- The Serum Institute of India will manufacture the key ingredient of Novavax's experimental coronavirus vaccine, giving the U.S. biotech the capacity to make more than 2 billion doses per year starting in 2021, the company said Tuesday. Novavax's vaccine is currently in Phase 2 trials.
- The partnership expands a deal that had previously focused on development and commercialization in India and low- to middle-income countries. Novavax has also partnered with Takeda and acquired Czech-based Praha Vaccines to help produce its vaccine. The Praha deal provided enough capacity to produce 1 billion doses.
- If Novavax's vaccine is proven safe and effective against COVID-19, the company would now have manufacturing capacity to rival leaders like Pfizer and AstraZeneca. However, those drugamkers have already advanced to the late-stage trials that could be used to gain authorization for wide use, while Novavax expects to begin similar trials "in coming weeks," CEO Stanley Erck said in a statement.
Novavax's vaccine is composed of two parts: a protein called an antigen that resembles the SARS-CoV-2 virus' characteristic "spike" protein, and a substance known as an adjuvant that enhances immune response.
The deal with the Serum Institute increases the number of antigen production sites the company can utilize to six, with capacity in Asia, Europe and the U.S. Adjuvant manufacturing, meanwhile, is taking place at three sites: a Novavax-owned factory in Sweden, partner facilities in the U.S. and Denmark, plus a third plant that makes key supplies.
The Maryland-based company is one of the smaller ones in a worldwide push to deliver a coronavirus vaccine. And unlike Germany's BioNTech or the University of Oxford, Novavax hasn't signed a deal with a traditional big pharma partner to take on global manufacturing and commercialization. Its previous deals with the Serum Institute and Takeda were regional in nature, aimed at Japan, India and low- to middle-income countries.
Novavax has, however, matched its larger rivals in raising cash to support its vaccine ambitions. The U.S. government's Operation Warp Speed initiative pledged $1.6 billion to Novavax, while the Coalition for Epidemic Preparedness Innovations has added $388 million. Stock offerings by the company have raised nearly $600 million this year.
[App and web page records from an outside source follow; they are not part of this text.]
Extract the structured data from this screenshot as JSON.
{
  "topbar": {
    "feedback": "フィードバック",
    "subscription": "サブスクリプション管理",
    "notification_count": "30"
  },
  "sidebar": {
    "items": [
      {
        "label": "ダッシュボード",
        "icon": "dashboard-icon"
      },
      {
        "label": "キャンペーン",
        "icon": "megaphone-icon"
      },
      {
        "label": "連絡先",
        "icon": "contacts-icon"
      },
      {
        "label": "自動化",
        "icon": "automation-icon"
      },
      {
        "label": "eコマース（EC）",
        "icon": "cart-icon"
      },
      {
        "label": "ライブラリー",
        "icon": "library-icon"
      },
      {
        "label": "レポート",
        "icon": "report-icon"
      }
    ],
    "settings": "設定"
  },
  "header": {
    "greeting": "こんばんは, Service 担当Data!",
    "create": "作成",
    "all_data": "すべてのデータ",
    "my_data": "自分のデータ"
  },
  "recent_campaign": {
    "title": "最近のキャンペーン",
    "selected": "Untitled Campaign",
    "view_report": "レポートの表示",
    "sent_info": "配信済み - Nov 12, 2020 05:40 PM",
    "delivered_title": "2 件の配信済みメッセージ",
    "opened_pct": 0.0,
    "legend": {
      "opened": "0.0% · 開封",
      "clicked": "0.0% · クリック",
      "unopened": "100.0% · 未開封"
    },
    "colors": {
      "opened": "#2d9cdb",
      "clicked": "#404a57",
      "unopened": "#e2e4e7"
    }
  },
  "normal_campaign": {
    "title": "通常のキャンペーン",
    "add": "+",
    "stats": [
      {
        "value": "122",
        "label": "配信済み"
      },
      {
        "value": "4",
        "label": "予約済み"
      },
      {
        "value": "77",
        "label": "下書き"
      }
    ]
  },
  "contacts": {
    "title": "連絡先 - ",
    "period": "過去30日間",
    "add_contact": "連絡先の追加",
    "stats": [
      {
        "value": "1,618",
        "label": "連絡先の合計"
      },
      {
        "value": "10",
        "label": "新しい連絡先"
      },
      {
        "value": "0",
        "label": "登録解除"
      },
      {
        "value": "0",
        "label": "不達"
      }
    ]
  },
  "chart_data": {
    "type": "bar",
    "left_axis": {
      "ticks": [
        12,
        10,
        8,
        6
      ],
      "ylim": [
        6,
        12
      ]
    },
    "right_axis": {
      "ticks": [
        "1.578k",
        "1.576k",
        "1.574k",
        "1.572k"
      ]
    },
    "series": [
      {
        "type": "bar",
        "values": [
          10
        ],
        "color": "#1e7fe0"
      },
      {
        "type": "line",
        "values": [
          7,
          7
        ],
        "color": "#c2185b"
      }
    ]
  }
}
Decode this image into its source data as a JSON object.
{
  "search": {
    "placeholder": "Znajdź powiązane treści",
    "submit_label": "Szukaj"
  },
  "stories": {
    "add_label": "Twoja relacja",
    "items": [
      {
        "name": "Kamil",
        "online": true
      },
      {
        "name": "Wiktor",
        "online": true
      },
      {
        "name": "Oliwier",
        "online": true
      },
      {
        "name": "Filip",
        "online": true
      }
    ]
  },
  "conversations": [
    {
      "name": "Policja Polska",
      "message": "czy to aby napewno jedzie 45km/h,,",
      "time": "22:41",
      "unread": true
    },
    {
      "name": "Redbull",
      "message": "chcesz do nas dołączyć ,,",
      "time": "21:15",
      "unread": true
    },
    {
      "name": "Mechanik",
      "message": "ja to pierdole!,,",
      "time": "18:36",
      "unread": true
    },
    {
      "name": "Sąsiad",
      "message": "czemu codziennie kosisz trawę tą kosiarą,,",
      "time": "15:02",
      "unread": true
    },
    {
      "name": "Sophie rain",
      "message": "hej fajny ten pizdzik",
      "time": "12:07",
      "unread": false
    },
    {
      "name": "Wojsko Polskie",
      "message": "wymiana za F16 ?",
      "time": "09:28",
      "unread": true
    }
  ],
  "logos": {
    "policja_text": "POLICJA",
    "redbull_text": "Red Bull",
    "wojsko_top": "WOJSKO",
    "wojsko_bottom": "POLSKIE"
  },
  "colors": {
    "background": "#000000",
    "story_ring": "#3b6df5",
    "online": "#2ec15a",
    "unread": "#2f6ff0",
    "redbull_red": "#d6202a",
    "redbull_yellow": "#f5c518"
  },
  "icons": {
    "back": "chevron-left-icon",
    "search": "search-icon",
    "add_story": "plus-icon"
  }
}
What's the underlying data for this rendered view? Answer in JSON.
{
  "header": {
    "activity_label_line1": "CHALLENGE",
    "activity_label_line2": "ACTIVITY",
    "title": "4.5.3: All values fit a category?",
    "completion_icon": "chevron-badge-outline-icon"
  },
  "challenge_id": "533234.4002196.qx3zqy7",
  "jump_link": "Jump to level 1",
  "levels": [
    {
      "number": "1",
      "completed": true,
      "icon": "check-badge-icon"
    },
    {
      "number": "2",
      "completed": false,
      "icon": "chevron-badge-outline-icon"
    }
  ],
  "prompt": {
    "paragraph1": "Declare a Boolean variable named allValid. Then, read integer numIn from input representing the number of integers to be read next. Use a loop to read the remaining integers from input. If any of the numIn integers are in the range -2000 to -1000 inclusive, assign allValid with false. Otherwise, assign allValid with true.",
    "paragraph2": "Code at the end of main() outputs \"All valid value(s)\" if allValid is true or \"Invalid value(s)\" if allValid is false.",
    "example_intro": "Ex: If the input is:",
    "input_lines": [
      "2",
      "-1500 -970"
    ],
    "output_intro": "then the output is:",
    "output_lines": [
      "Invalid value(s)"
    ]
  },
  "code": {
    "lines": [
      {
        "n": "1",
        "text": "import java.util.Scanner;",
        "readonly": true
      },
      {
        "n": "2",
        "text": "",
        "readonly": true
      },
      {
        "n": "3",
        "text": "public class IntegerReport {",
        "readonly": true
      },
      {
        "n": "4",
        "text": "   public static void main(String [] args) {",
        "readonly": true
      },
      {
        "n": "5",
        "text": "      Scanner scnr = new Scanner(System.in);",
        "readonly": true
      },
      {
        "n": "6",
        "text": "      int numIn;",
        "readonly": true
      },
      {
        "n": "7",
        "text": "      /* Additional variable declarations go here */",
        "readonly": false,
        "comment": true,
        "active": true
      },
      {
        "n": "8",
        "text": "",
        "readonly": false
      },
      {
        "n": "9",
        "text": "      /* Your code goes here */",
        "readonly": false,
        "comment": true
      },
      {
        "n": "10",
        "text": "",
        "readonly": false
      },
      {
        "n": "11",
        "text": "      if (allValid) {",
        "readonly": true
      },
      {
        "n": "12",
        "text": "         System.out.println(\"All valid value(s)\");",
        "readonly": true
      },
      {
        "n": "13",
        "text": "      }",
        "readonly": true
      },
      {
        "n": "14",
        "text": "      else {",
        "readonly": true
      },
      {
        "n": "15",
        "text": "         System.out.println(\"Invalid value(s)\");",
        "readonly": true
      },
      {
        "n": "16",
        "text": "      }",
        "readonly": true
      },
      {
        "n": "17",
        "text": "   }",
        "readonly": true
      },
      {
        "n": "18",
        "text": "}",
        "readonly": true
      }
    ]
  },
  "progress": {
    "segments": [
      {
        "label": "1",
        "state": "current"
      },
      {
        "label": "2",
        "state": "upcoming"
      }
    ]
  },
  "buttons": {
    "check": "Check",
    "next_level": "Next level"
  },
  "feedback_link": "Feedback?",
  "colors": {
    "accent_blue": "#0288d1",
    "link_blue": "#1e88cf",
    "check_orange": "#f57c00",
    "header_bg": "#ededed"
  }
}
The next few months will be crucial for Novavax to show it can keep pace with other developers. Assuming the Phase 2 trials currently underway support earlier findings that its shot is safe and stimulates an immune response, Novavax will likely run a 30,000-patient Phase 3 trial to prove whether NVX-CoV2373 can prevent cases of COVID-19.
Due to the pandemic, manufacturers have ramped up production ahead of receiving regulatory authorization, taking the risk that hundreds of millions of doses could go to waste if the vaccines fail in testing. Pfizer and BioNTech have arranged for production of more than 1 billion doses in 2021, AstraZeneca 2 billion and Moderna 500 million to 1 billion a year.